  “What to Do About Women’s Safety in Parks”. (Women’s Design Service, UK, no date). This book details the findings of women’s focus groups and women’s safety audits in a number of parks and green spaces. A range of women were involved in the process, including women with different disabilities and women from varied ethnic backgrounds. The publication summarises the issues and design features that contribute to women’s actual and perceived safety in parks. It contains a series of extremely useful and practical “What to Do…..” sheets on topics such as “What to do about lighting” and “What to do about youths”. Available for purchase in English. 

Use qualitative data as an important source of information about public spaces. Qualitative data is information that is based on experience rather than on scientific fact. Examples of qualitative data include stories, songs, poems, interviews, letters, community discussions, focus groups, and surveys of community members’ perceptions, knowledge, attitudes and practice (for example, about violence and sexual harassment against women and girls in public spaces)—as well as findings from safety audits and related methodologies. Usually, records and documentation on women’s experiences of space and security are considered qualitative.
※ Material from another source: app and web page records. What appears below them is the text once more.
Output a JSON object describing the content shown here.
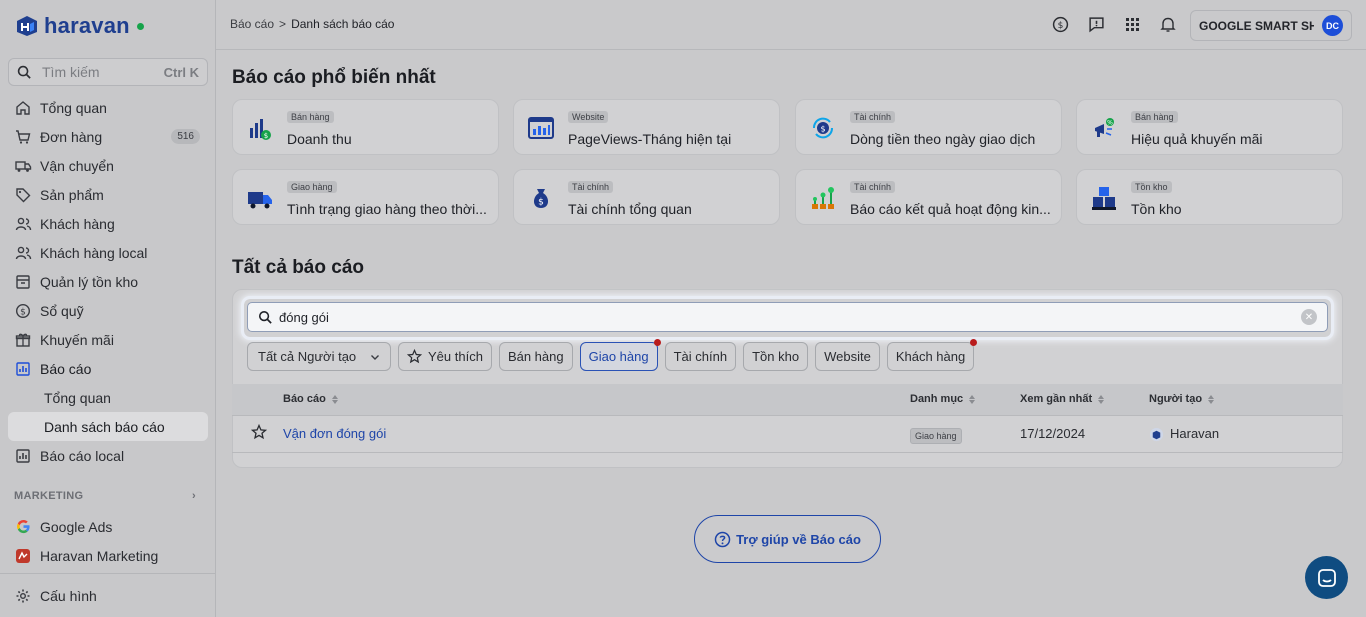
{
  "app": {
    "brand": "haravan"
  },
  "sidebar": {
    "search_placeholder": "Tìm kiếm",
    "search_shortcut": "Ctrl K",
    "items": [
      {
        "label": "Tổng quan",
        "icon": "home-icon"
      },
      {
        "label": "Đơn hàng",
        "icon": "cart-icon",
        "badge": "516"
      },
      {
        "label": "Vận chuyển",
        "icon": "truck-icon"
      },
      {
        "label": "Sản phẩm",
        "icon": "tag-icon"
      },
      {
        "label": "Khách hàng",
        "icon": "users-icon"
      },
      {
        "label": "Khách hàng local",
        "icon": "users-icon"
      },
      {
        "label": "Quản lý tồn kho",
        "icon": "box-icon"
      },
      {
        "label": "Sổ quỹ",
        "icon": "dollar-icon"
      },
      {
        "label": "Khuyến mãi",
        "icon": "gift-icon"
      },
      {
        "label": "Báo cáo",
        "icon": "chart-icon"
      }
    ],
    "sub_items": [
      {
        "label": "Tổng quan"
      },
      {
        "label": "Danh sách báo cáo"
      }
    ],
    "after_items": [
      {
        "label": "Báo cáo local",
        "icon": "chart-icon"
      }
    ],
    "marketing_label": "MARKETING",
    "marketing_items": [
      {
        "label": "Google Ads",
        "icon": "google-icon"
      },
      {
        "label": "Haravan Marketing",
        "icon": "haravan-marketing-icon"
      }
    ],
    "settings_label": "Cấu hình"
  },
  "topbar": {
    "breadcrumb_parent": "Báo cáo",
    "breadcrumb_sep": ">",
    "breadcrumb_current": "Danh sách báo cáo",
    "store_name": "GOOGLE SMART SH...",
    "avatar_initials": "DC"
  },
  "popular": {
    "title": "Báo cáo phổ biến nhất",
    "cards": [
      {
        "tag": "Bán hàng",
        "title": "Doanh thu",
        "icon": "revenue-chart-icon"
      },
      {
        "tag": "Website",
        "title": "PageViews-Tháng hiện tại",
        "icon": "web-chart-icon"
      },
      {
        "tag": "Tài chính",
        "title": "Dòng tiền theo ngày giao dịch",
        "icon": "cashflow-icon"
      },
      {
        "tag": "Bán hàng",
        "title": "Hiệu quả khuyến mãi",
        "icon": "megaphone-icon"
      },
      {
        "tag": "Giao hàng",
        "title": "Tình trạng giao hàng theo thời...",
        "icon": "delivery-truck-icon"
      },
      {
        "tag": "Tài chính",
        "title": "Tài chính tổng quan",
        "icon": "money-bag-icon"
      },
      {
        "tag": "Tài chính",
        "title": "Báo cáo kết quả hoạt động kin...",
        "icon": "growth-plant-icon"
      },
      {
        "tag": "Tồn kho",
        "title": "Tồn kho",
        "icon": "inventory-boxes-icon"
      }
    ]
  },
  "all_reports": {
    "title": "Tất cả báo cáo",
    "search_value": "đóng gói",
    "creator_filter": "Tất cả Người tạo",
    "filters": [
      {
        "label": "Yêu thích"
      },
      {
        "label": "Bán hàng"
      },
      {
        "label": "Giao hàng"
      },
      {
        "label": "Tài chính"
      },
      {
        "label": "Tồn kho"
      },
      {
        "label": "Website"
      },
      {
        "label": "Khách hàng"
      }
    ],
    "columns": {
      "report": "Báo cáo",
      "category": "Danh mục",
      "last_viewed": "Xem gần nhất",
      "creator": "Người tạo"
    },
    "rows": [
      {
        "report": "Vận đơn đóng gói",
        "category": "Giao hàng",
        "last_viewed": "17/12/2024",
        "creator": "Haravan"
      }
    ]
  },
  "help_button": "Trợ giúp về Báo cáo",
  "colors": {
    "accent": "#1e45a8",
    "brand": "#1f3f8f",
    "dot_alert": "#b91c1c"
  }
}
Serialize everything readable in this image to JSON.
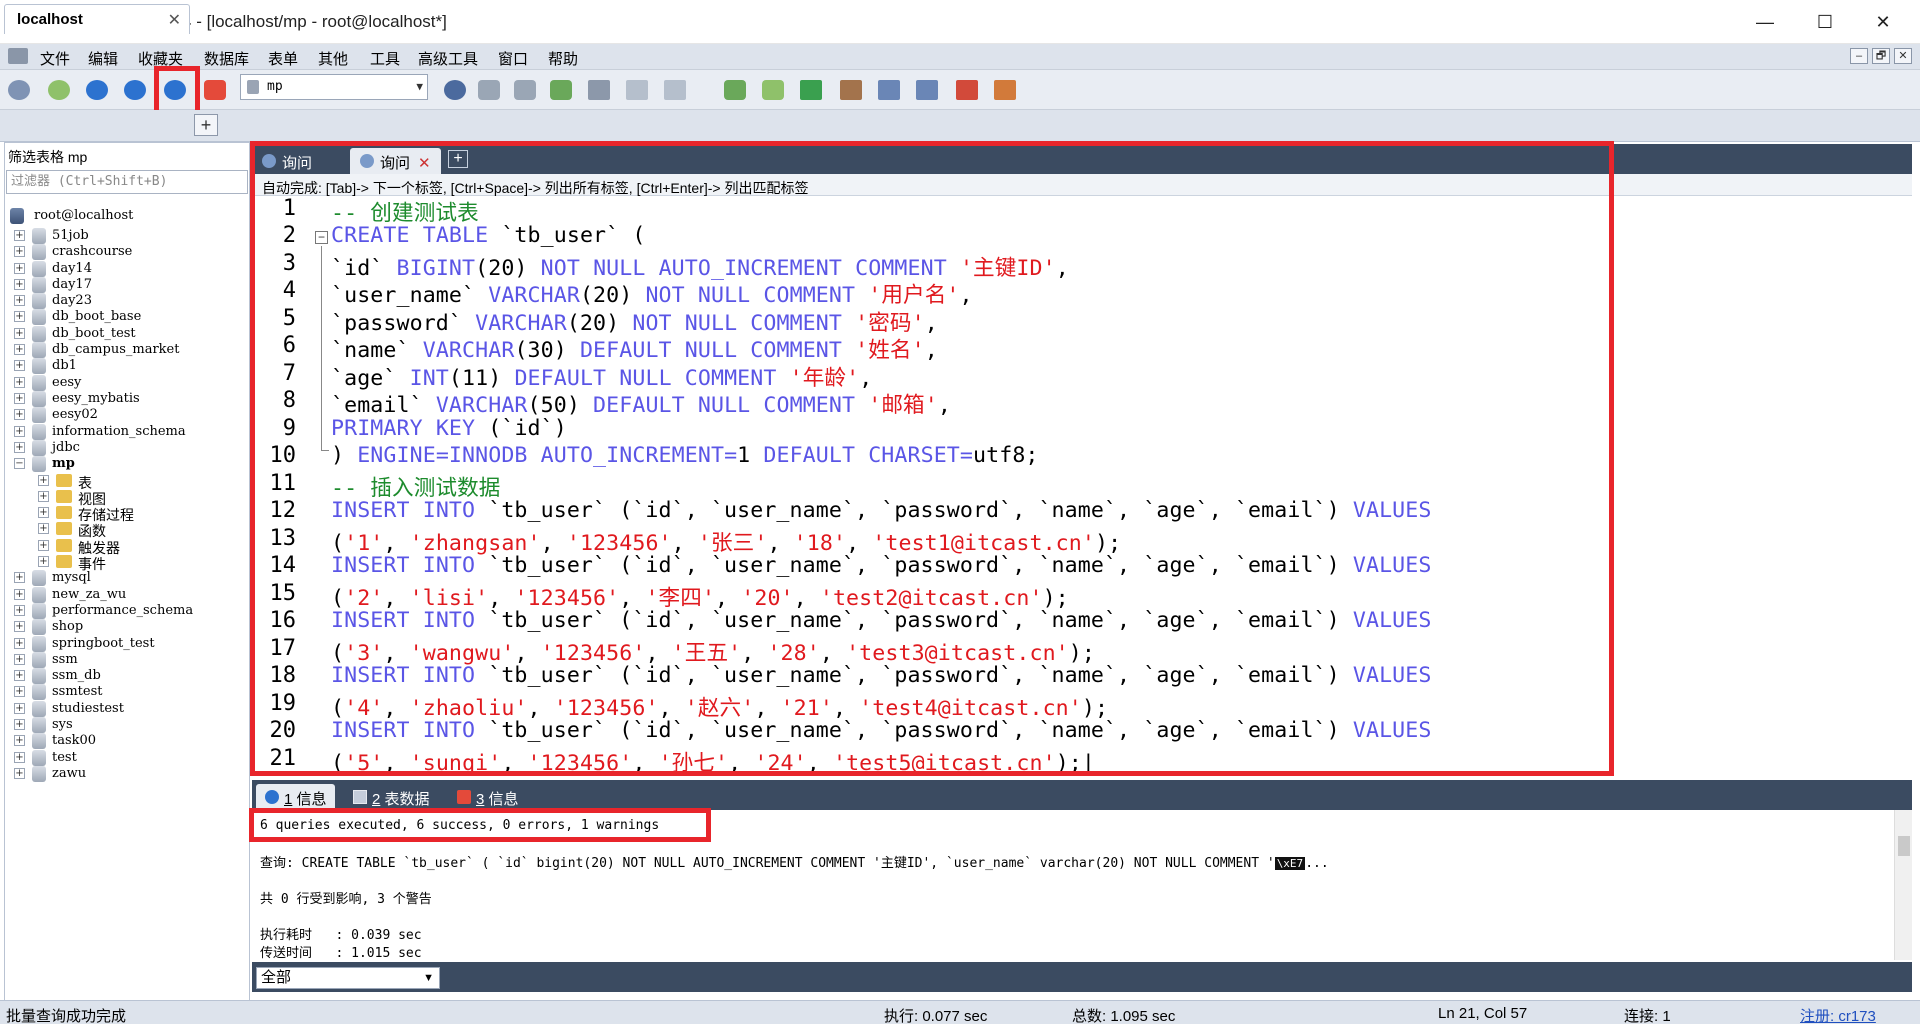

This type of information is important for planning and designing safer cities because it contains women’s personal knowledge about the city.  Urban planners and other decision-makers should prioritize the use of qualitative data when assessing whether public spaces are safe and accessible for women.   

For more detailed guidance and tools on qualitative (and quantitative) data, see the Monitoring and Evaluation Section in the Programming Essentials Section of this site.